A bit like a Formula One cars KERS system, the eClassics car has its own energy recovery system which takes some getting used to. At the point you let off the throttle, the motor applies a slight brake, generating additional power and slowing you down before you reach for the anchors yourself. Stopping is courtesy of a quartet of Porsche brake discs and calipers, whilst it feels more efficient than the red version, this was still the biggest reminder that I was driving a 40-year-old Beetle, not a forecourt fresh city car.
Break for lunch
Terrifically generous, Joseph treats us (and the rest of his team) to kebabs from his favourite Middle Eastern takeaway. The food is divine and is just what we need to warm up and fuel the rest of our tour of Jack’s Garage workshops.
As you approach from the road, arch one is home to the office, a mezzanine storage area and staff room above and the floor and ramp space for day to day mechanical work. A Type 25 hangs from a 2 post lift above Puglsy and a Late Bay waits patiently in front of the shutter. I question whether they undertake MOT testing on-site, and Joseph explains clearly “I feel it could be considered biased of us to test a customers car, and then tell them what it needs to fix it, and then charge them for that service. We use a local Test Station who we trust to offer impartial MOT tests, and we then use that to base our offer any required remedial work to the customer afterwards.”
Below the tracks
With the Circle line trundling along above the ceiling, there are another two arches at Jack’s Garage to help Vaidas and Joseph’s teams serve the customers who travel from all over the UK. The ‘middle’ arch is an overflow workshop for mechanical work. Another Type 25 greets us and a Bay Bus is high in the sky receiving a new aircooled engine. It seems like a good time to ask the question about making the much loved VW Campervan into an electric vehicle too, and of course, Joseph and eClassics are already on the case.
Joseph reveals “there will be a Type 25 kit which features the Volkswagen ID3 electric motor as the standard option, and this motor will also be available for customers wishing to convert their Bay Window.” I first saw the ID3 in the flesh at the Festival of Speed last summer… It’s pretty impressive to think that a 40 year old bus could be fitted with technology from such a new vehicle.
Given the nature of these vehicles, it made sense to question the range and whether you could still practically go touring in one. Once more Joseph has the answers enthusiasts will want to hear, offering “long range battery packs will be available as an option on all models, and once launched by Volkswagen, the 60kW power packs from the ID3 will be fitted, giving a real-world mileage of 300-350 miles on a single charge.” Furthermore, he explains “the ID3 batteries have the ability to accept an 80% fast charge in just 40 minutes” which means a service station top-up mid journey is a realistic process to enable eco friendly European road trips.
The 3rd arch, which is furthest from the road is where all the messy stuff happens. Once more there’s a Brickshaped bus, this one is having body work completed.

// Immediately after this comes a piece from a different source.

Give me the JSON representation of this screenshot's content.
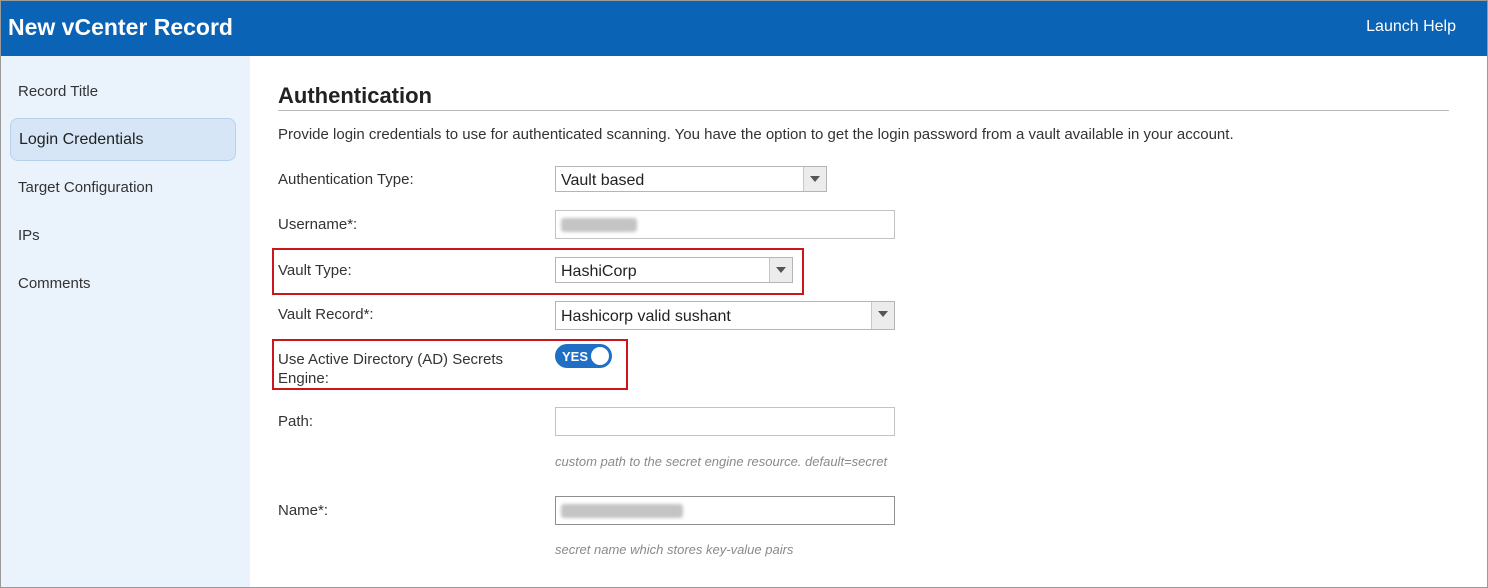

Alongside it, an Orange 70s Bug in a state of undress is having new Beetle repair panels welded in, prior to a Full EV conversion.

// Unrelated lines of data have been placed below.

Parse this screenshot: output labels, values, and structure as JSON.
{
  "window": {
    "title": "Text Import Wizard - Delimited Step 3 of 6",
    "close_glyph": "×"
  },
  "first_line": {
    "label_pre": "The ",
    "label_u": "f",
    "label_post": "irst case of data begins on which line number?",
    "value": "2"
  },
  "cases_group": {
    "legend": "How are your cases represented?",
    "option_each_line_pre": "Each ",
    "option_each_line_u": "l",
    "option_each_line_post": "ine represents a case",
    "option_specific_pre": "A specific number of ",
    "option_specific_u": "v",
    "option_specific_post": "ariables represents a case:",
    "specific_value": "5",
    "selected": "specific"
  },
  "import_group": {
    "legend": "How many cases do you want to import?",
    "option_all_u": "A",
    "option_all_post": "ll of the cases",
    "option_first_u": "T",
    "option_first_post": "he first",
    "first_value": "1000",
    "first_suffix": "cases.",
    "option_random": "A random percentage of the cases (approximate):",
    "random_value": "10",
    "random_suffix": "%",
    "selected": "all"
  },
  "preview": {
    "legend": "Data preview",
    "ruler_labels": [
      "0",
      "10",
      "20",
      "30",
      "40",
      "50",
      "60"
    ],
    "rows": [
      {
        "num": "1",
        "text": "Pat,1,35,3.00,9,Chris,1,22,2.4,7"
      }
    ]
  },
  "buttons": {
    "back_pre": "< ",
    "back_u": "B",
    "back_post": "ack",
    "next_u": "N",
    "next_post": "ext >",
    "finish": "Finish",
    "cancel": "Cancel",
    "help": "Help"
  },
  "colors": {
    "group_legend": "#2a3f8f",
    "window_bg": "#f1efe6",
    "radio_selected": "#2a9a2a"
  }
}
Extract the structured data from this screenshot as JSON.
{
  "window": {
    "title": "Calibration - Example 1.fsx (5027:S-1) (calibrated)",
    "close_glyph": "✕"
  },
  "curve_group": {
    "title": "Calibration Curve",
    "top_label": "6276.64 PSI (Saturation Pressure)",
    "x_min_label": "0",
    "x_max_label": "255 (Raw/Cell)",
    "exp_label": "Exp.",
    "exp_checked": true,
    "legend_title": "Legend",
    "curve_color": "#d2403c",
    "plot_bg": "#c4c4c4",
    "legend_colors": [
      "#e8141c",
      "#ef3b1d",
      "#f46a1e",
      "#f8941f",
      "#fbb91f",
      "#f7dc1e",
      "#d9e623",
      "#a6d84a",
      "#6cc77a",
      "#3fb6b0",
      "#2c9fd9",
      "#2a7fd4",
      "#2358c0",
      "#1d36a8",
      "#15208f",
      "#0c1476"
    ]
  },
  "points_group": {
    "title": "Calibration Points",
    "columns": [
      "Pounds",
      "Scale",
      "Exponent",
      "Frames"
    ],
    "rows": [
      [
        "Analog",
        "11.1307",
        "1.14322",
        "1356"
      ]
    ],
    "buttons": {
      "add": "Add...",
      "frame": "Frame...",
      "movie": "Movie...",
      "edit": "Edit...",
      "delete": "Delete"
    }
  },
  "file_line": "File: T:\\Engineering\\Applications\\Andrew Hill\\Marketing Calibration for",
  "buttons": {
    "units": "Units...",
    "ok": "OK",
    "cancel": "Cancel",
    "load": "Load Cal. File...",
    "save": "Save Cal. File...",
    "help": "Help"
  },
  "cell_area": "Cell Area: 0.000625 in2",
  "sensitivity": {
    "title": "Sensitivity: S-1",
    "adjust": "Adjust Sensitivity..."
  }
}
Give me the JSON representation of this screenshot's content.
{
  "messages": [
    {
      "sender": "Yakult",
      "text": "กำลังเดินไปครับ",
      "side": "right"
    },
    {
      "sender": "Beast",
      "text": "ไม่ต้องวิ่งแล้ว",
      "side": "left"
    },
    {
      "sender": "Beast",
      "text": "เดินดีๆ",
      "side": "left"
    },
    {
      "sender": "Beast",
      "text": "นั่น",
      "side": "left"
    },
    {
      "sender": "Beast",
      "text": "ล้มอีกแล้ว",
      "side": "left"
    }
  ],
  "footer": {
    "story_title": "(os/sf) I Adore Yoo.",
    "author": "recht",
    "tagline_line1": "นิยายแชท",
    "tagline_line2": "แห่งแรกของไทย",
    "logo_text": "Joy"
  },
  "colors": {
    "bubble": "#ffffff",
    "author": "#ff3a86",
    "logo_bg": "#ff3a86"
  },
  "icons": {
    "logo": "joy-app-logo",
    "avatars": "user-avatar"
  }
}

“The Beetle is a local one-owner car,” Joseph tells me. The owner had reached a point where a classic Beetle was no longer practical for them, but Joseph plans to reunite them one last time, once his bright orange, emission-free transformation is complete.
The Culture of the City
I really felt we had experienced something special with our trip to Jack’s Garage. Joseph spoke so knowledgeably about the EV conversions, but also educated me to how his local inner-city community worked, and of course how it has been affected by the events of recent years. London, whilst only 60 miles from the coast is a very different place to Shoreham-by Sea. We discussed religion, we ate amazing international food; Jack’s Garage, on that day was so much more than just a workshop that fixes classic cars, and I’m pretty confident the warm and inclusive welcome would be extended to any visitor who arrived at Joseph and Vaidas’s door.
Our thanks once more to the whole team at Jack’s Garage for the warm welcome. We look forward to seeing you again soon.
Andy, Lidia and Lee